MK: Well, I played tennis and baseball both at the same time until I was about 11, when I stopped playing baseball. So I guess that was probably when I really started getting serious about it. At one point, you were taking baseball just as seriously as tennis?

MK: Yeah, I played baseball just as much as I played tennis. I was traveling for tennis tournaments and playing baseball, like, every week. I got to the point where I had to make a decision, and I chose tennis. Why?

MK: Once again, it was all my decision. I liked baseball just as much as I liked tennis. But I was probably better at tennis than baseball, I guess. I’m glad I chose it. [Laughter] I think I made the right decision. Do you think playing baseball had a hand in developing your tennis game?

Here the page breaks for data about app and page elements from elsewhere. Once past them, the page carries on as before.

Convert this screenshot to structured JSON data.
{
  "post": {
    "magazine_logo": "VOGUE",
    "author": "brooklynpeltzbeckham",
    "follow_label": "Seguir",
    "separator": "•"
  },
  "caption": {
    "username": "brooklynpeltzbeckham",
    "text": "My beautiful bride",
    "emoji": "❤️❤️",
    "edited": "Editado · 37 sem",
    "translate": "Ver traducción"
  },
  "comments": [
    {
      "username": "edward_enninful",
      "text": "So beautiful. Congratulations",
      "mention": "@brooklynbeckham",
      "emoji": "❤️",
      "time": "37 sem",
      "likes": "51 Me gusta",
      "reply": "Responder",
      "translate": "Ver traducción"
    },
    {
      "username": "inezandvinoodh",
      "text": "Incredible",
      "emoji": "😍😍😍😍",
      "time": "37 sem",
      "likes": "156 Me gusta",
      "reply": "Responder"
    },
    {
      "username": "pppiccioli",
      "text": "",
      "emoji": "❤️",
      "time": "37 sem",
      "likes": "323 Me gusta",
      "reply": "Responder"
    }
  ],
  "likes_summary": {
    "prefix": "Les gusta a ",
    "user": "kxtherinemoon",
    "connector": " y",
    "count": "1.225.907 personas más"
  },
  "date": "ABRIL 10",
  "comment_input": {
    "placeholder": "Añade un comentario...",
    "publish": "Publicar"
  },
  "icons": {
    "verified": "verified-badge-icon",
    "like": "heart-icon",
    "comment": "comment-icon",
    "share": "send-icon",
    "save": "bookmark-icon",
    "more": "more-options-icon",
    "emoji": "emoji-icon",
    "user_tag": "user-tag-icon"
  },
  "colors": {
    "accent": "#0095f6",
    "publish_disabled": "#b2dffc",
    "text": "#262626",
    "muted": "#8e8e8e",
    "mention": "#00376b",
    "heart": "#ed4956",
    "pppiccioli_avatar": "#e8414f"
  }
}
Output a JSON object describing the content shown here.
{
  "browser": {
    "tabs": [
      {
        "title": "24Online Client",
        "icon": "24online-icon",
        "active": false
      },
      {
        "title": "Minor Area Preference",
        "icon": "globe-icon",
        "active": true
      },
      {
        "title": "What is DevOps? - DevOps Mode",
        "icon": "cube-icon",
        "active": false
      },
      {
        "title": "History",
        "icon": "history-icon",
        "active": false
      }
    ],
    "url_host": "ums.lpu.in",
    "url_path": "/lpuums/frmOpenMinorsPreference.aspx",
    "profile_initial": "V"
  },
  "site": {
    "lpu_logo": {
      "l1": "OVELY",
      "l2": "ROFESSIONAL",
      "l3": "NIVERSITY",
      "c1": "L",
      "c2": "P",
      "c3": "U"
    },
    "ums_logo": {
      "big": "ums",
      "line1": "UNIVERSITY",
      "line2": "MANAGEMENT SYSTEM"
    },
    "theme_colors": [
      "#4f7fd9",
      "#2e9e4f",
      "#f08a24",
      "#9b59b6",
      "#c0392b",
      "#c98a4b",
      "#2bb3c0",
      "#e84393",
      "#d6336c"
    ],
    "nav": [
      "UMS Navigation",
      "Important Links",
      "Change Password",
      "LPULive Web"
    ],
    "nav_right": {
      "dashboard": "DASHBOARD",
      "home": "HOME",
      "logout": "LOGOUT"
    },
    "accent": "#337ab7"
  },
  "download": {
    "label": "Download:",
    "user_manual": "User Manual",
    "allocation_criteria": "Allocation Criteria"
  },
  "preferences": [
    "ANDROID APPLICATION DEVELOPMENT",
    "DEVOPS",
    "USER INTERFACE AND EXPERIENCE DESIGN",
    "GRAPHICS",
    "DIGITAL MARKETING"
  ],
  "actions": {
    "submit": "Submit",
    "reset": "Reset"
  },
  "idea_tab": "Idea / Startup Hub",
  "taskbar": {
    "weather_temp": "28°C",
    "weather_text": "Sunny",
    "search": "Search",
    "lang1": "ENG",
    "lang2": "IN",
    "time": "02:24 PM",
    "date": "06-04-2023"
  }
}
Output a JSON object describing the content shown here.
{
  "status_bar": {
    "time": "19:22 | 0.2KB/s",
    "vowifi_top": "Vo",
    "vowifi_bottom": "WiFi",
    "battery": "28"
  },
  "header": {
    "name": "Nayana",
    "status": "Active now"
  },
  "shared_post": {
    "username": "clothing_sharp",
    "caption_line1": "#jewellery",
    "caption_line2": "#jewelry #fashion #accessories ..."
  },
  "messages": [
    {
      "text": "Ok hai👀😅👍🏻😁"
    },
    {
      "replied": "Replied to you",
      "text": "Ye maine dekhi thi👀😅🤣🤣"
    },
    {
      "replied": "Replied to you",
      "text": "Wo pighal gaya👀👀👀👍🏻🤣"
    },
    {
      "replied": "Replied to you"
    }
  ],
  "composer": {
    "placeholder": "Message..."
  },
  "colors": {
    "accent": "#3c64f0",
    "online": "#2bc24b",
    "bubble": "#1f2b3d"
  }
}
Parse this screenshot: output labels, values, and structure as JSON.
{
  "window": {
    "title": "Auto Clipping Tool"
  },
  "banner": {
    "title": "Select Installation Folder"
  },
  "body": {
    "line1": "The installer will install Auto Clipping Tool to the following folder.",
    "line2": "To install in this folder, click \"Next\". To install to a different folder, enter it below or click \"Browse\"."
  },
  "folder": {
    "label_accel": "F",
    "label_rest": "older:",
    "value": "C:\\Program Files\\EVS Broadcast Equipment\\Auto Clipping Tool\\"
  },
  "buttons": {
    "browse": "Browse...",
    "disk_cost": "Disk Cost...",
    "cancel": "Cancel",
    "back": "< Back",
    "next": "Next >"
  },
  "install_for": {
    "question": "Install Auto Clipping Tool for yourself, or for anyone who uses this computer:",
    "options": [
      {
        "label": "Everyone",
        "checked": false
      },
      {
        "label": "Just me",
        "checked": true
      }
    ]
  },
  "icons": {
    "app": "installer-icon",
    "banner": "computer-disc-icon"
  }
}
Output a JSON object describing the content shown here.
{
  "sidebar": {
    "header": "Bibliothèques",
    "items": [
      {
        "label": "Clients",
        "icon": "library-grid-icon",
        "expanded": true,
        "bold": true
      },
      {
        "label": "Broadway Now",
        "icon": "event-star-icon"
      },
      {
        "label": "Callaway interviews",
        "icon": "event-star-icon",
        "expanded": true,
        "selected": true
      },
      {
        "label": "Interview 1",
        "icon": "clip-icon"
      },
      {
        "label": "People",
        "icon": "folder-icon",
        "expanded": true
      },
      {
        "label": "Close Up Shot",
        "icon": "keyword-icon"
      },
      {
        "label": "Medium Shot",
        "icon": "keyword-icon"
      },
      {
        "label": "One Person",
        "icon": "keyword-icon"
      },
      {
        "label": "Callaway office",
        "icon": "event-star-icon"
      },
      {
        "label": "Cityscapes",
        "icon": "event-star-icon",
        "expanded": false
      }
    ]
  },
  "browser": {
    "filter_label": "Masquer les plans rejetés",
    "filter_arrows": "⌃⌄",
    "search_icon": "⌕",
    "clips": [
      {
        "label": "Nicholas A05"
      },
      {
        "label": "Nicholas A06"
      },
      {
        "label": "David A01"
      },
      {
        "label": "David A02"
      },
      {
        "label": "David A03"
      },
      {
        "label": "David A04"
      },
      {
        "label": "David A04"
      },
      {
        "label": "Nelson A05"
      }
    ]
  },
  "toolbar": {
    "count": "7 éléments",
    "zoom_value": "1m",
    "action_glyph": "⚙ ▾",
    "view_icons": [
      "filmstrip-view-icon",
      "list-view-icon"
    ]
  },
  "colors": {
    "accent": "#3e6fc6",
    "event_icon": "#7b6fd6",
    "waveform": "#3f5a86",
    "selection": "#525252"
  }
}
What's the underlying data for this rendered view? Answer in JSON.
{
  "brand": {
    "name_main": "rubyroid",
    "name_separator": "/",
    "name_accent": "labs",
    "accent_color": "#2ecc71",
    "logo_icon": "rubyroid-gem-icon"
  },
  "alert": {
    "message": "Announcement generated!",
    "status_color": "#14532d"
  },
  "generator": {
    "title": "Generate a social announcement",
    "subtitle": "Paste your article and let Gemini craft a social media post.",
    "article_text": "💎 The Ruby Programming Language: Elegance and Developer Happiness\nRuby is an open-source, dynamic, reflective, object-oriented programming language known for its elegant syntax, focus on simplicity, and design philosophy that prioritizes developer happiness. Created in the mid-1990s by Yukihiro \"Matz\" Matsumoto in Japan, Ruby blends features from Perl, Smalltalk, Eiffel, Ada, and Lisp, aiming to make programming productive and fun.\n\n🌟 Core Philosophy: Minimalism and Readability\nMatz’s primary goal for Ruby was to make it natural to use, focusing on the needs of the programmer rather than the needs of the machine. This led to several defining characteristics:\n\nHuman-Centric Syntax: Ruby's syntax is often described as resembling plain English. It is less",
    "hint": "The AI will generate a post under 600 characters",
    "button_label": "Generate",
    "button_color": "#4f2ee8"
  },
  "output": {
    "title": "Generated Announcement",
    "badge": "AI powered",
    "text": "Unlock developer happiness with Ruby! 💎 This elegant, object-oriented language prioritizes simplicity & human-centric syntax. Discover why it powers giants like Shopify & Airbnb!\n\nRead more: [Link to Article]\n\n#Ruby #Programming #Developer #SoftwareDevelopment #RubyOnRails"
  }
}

MK: Maybe hand-eye coordination, which comes with hitting the ball and catching. I think when you’re young, it’s good to play a lot of sports and just be active a lot. What positions did you play on your baseball team?

MK: Played pitcher, catcher, and shortstop. I was pretty active on the team. So you were throwing a lot.

MK: Yeah, I was. I think a baseball throw is really similar to a serve. If you can learn how to throw with the proper technique, it definitely helps your serve a lot. You have a lot of tournament experience. What kind of advice would you give to other kids who want to reach your level?

MK: I think, you’ve just got to have fun. If you’re having fun, you’ll get better. You know, it takes a lot of hard work and dedication if you want to be good, but you still have to enjoy yourself while you’re playing. And as you get older, you start traveling more. You have to like to travel. But, you know, just competing and having fun is important. Do you always look forward to going to the courts?

MK: Yeah. I mean, everyone has days when they feel like they don’t want to play. But I think it’s how you do on those days that really makes you a lot better—when you don’t want to play, and you’re out there, playing hard. So a typical training day for you is like—

MK: In the morning, probably about two and half to three hours tennis and gym work. And then school. And then more tennis in the afternoon, probably about two more hours. So everyday, five hours of tennis, give or take. But you’ve finished high school, right?

MK: Yeah, I graduated last May, so I’m done. I don’t have to do school for the time being. Obviously, my parents, no matter how my career goes, would like me to get an education past high school. Right now, I’ve not decided on anything. Depending on how my career goes, I could do school online, or I could do it when I’m 40 years old. [Smiling] But I’m enjoying just playing tennis right now. Do you have any hobbies outside of tennis? What do you enjoy doing when you’re not on the road?

MK: I mean, I just like to be normal. Like when I go home, I’ll just hang out with friends, go to the movies, go to the mall. I try to enjoy being home when I’m not traveling. It’s just good to be home. So you’re not seriously committed right now to anything outside of tennis.

MK: No, there’s nothing else. I don’t play like an instrument or anything like that, or do other sports. I’m 100 percent to tennis. This is your skill.

MK: Yeah. [Smiling and laughing]